Each of them found the unique experience will stay with them long after they leave HKS. Ortiz plans to return to her hometown of Austin, Texas, where she would like to work in economic development for the city. Hurkadli sees this as a unique moment for our federal institutions as well and would like to work for the U.S. Department of Education. Farmer, at home in Detroit, hopes to work with her hometown to rebuild an equitable economy. And Mahler would love nothing better than to work in Boston government again. “I just love this place,” Mahler said. “People can have honest conversations. People are actually committed to fixing things, and when they're not you can usually figure out pretty quickly why and what we need to do to change the circumstance around.” Serrato-Muñoz hopes to continue to build her own financial and technical acumen. “I want to then help U.S. states manage their debt and budget obligations,” she said.
“I think we came out with just a phenomenal structure that really should be a transition model.”
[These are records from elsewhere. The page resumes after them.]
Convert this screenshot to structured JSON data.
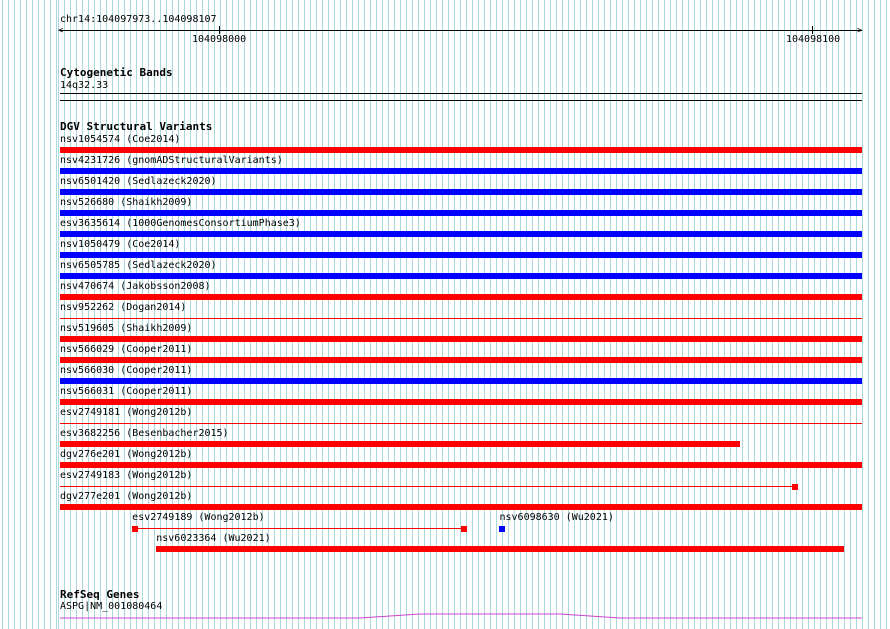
{
  "ruler": {
    "range_label": "chr14:104097973..104098107",
    "ticks": [
      "104098000",
      "104098100"
    ]
  },
  "cytoband": {
    "title": "Cytogenetic Bands",
    "band": "14q32.33"
  },
  "dgv": {
    "title": "DGV Structural Variants",
    "colors": {
      "red": "#ff0000",
      "blue": "#0000ff"
    },
    "rows": [
      {
        "label": "nsv1054574 (Coe2014)",
        "color": "red",
        "style": "bar",
        "start": 0,
        "end": 1
      },
      {
        "label": "nsv4231726 (gnomADStructuralVariants)",
        "color": "blue",
        "style": "bar",
        "start": 0,
        "end": 1
      },
      {
        "label": "nsv6501420 (Sedlazeck2020)",
        "color": "blue",
        "style": "bar",
        "start": 0,
        "end": 1
      },
      {
        "label": "nsv526680 (Shaikh2009)",
        "color": "blue",
        "style": "bar",
        "start": 0,
        "end": 1
      },
      {
        "label": "esv3635614 (1000GenomesConsortiumPhase3)",
        "color": "blue",
        "style": "bar",
        "start": 0,
        "end": 1
      },
      {
        "label": "nsv1050479 (Coe2014)",
        "color": "blue",
        "style": "bar",
        "start": 0,
        "end": 1
      },
      {
        "label": "nsv6505785 (Sedlazeck2020)",
        "color": "blue",
        "style": "bar",
        "start": 0,
        "end": 1
      },
      {
        "label": "nsv470674 (Jakobsson2008)",
        "color": "red",
        "style": "bar",
        "start": 0,
        "end": 1
      },
      {
        "label": "nsv952262 (Dogan2014)",
        "color": "red",
        "style": "line",
        "start": 0,
        "end": 1
      },
      {
        "label": "nsv519605 (Shaikh2009)",
        "color": "red",
        "style": "bar",
        "start": 0,
        "end": 1
      },
      {
        "label": "nsv566029 (Cooper2011)",
        "color": "red",
        "style": "bar",
        "start": 0,
        "end": 1
      },
      {
        "label": "nsv566030 (Cooper2011)",
        "color": "blue",
        "style": "bar",
        "start": 0,
        "end": 1
      },
      {
        "label": "nsv566031 (Cooper2011)",
        "color": "red",
        "style": "bar",
        "start": 0,
        "end": 1
      },
      {
        "label": "esv2749181 (Wong2012b)",
        "color": "red",
        "style": "line",
        "start": 0,
        "end": 1
      },
      {
        "label": "esv3682256 (Besenbacher2015)",
        "color": "red",
        "style": "bar",
        "start": 0,
        "end": 0.848
      },
      {
        "label": "dgv276e201 (Wong2012b)",
        "color": "red",
        "style": "bar",
        "start": 0,
        "end": 1
      },
      {
        "label": "esv2749183 (Wong2012b)",
        "color": "red",
        "style": "line-box",
        "start": 0,
        "end": 0.92
      },
      {
        "label": "dgv277e201 (Wong2012b)",
        "color": "red",
        "style": "bar",
        "start": 0,
        "end": 1
      }
    ],
    "extra": [
      {
        "label": "esv2749189 (Wong2012b)",
        "color": "red",
        "style": "line-box-both",
        "start": 0.09,
        "end": 0.508,
        "row": 0
      },
      {
        "label": "nsv6098630 (Wu2021)",
        "color": "blue",
        "style": "point",
        "start": 0.548,
        "end": 0.555,
        "row": 0
      },
      {
        "label": "nsv6023364 (Wu2021)",
        "color": "red",
        "style": "bar",
        "start": 0.12,
        "end": 0.978,
        "row": 1
      }
    ]
  },
  "refseq": {
    "title": "RefSeq Genes",
    "gene": "ASPG|NM_001080464",
    "color": "#cc44cc"
  }
}
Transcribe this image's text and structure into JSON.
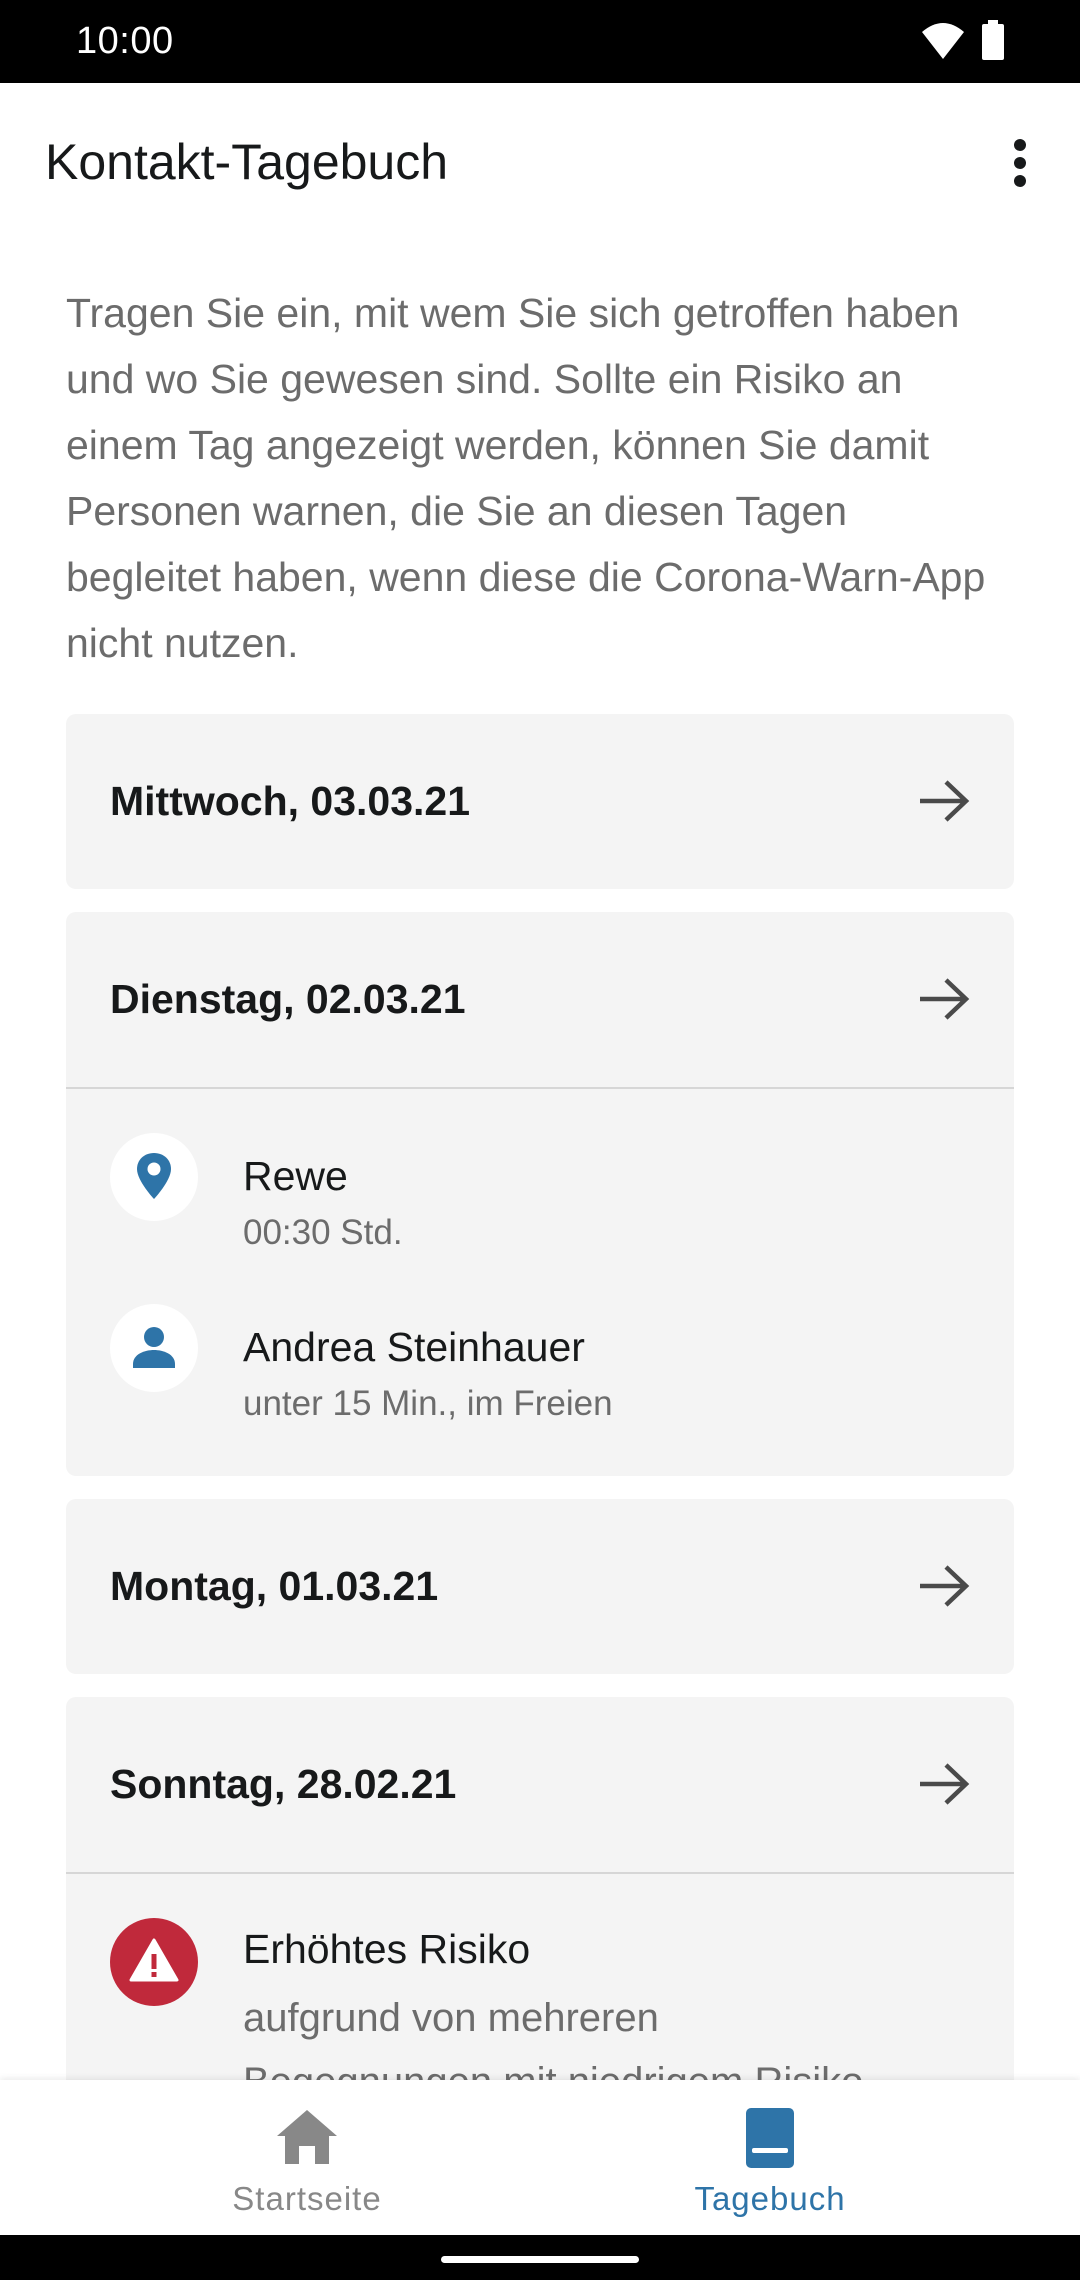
{
  "status_bar": {
    "time": "10:00"
  },
  "app_bar": {
    "title": "Kontakt-Tagebuch"
  },
  "intro_text": "Tragen Sie ein, mit wem Sie sich getroffen haben und wo Sie gewesen sind. Sollte ein Risiko an einem Tag angezeigt werden, können Sie damit Personen warnen, die Sie an diesen Tagen begleitet haben, wenn diese die Corona-Warn-App nicht nutzen.",
  "days": [
    {
      "date": "Mittwoch, 03.03.21"
    },
    {
      "date": "Dienstag, 02.03.21",
      "entries": [
        {
          "icon": "location-pin-icon",
          "name": "Rewe",
          "detail": "00:30 Std."
        },
        {
          "icon": "person-icon",
          "name": "Andrea Steinhauer",
          "detail": "unter 15 Min., im Freien"
        }
      ]
    },
    {
      "date": "Montag, 01.03.21"
    },
    {
      "date": "Sonntag, 28.02.21",
      "risk": {
        "icon": "warning-icon",
        "title": "Erhöhtes Risiko",
        "line1": "aufgrund von mehreren",
        "line2": "Begegnungen mit niedrigem Risiko"
      }
    }
  ],
  "bottom_nav": {
    "items": [
      {
        "label": "Startseite",
        "icon": "home-icon",
        "active": false
      },
      {
        "label": "Tagebuch",
        "icon": "book-icon",
        "active": true
      }
    ]
  },
  "colors": {
    "accent": "#2e74a8",
    "risk_red": "#c0293b",
    "card_bg": "#f4f4f4",
    "inactive_nav": "#888888"
  }
}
For Quiroga, who has since returned to his job in neighborhood strategy and development at Graffito, ensuring a smooth and seamless transition of leadership was his main focus, and in this, the Rappaport team was incredibly valuable. “Each one of them took on a huge amount of work facilitating dialogue and resolving differing opinions amongst community members and stakeholders who come from very different perspectives on issues,” he said. “And I don't know who would have been able to be half as successful in accomplishing the work we did with the transition committee, had it not been for the resources, the knowledge and the skillset that the Rappaport student team and staff brought to bear. I think we came out with just a phenomenal structure that really should be a transition model.”
This experience will help inform and improve future work on transitions and with city and local government by the Taubman Center and Rappaport Institute, Carbonell said. For the summer of 2021, the Rappaport Institute has 20 Public Policy Fellows working in city and state agencies in Greater Boston, including Boston’s city hall, and next year the Taubman Center will embark on its fourth year of the Transition Term program.
Header image: HKS graduates Anil Hurkadli, Amy Mahler and Joana Ortiz were part of Mayor Janey's transition team . Photo taken by Natalie Montaner.